**Your task:** Copy out every record exactly.

**Records to use:**
-=-=-=-=-

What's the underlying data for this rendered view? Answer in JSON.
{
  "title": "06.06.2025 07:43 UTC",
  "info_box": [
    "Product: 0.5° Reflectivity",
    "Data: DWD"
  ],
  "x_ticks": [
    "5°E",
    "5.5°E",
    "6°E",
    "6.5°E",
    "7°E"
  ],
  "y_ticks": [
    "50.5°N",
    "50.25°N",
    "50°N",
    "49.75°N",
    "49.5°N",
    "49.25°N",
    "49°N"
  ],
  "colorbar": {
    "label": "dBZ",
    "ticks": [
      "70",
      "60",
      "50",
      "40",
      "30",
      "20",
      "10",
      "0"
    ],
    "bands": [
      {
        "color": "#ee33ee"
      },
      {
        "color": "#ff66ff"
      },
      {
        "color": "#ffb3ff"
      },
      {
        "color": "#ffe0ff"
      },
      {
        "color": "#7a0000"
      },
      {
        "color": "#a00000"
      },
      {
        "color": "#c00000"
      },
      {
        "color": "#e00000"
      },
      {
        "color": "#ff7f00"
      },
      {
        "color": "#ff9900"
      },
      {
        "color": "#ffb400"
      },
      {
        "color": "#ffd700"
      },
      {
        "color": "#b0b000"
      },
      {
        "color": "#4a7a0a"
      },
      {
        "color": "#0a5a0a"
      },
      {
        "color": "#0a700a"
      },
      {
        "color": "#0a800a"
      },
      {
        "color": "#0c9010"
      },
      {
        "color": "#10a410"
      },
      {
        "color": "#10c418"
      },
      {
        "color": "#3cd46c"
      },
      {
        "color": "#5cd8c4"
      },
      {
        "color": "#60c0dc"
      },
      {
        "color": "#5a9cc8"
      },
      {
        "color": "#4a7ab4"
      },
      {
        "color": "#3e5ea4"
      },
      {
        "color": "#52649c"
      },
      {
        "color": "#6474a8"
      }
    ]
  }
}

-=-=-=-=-

**The answer:**
What's the underlying data for this rendered view? Answer in JSON.
{
  "title": "06.06.2025 07:43 UTC",
  "info_box": [
    "Product: 0.5° Reflectivity",
    "Data: DWD"
  ],
  "x_ticks": [
    "5°E",
    "5.5°E",
    "6°E",
    "6.5°E",
    "7°E"
  ],
  "y_ticks": [
    "50.5°N",
    "50.25°N",
    "50°N",
    "49.75°N",
    "49.5°N",
    "49.25°N",
    "49°N"
  ],
  "colorbar": {
    "label": "dBZ",
    "ticks": [
      "70",
      "60",
      "50",
      "40",
      "30",
      "20",
      "10",
      "0"
    ],
    "bands": [
      {
        "color": "#ee33ee"
      },
      {
        "color": "#ff66ff"
      },
      {
        "color": "#ffb3ff"
      },
      {
        "color": "#ffe0ff"
      },
      {
        "color": "#7a0000"
      },
      {
        "color": "#a00000"
      },
      {
        "color": "#c00000"
      },
      {
        "color": "#e00000"
      },
      {
        "color": "#ff7f00"
      },
      {
        "color": "#ff9900"
      },
      {
        "color": "#ffb400"
      },
      {
        "color": "#ffd700"
      },
      {
        "color": "#b0b000"
      },
      {
        "color": "#4a7a0a"
      },
      {
        "color": "#0a5a0a"
      },
      {
        "color": "#0a700a"
      },
      {
        "color": "#0a800a"
      },
      {
        "color": "#0c9010"
      },
      {
        "color": "#10a410"
      },
      {
        "color": "#10c418"
      },
      {
        "color": "#3cd46c"
      },
      {
        "color": "#5cd8c4"
      },
      {
        "color": "#60c0dc"
      },
      {
        "color": "#5a9cc8"
      },
      {
        "color": "#4a7ab4"
      },
      {
        "color": "#3e5ea4"
      },
      {
        "color": "#52649c"
      },
      {
        "color": "#6474a8"
      }
    ]
  }
}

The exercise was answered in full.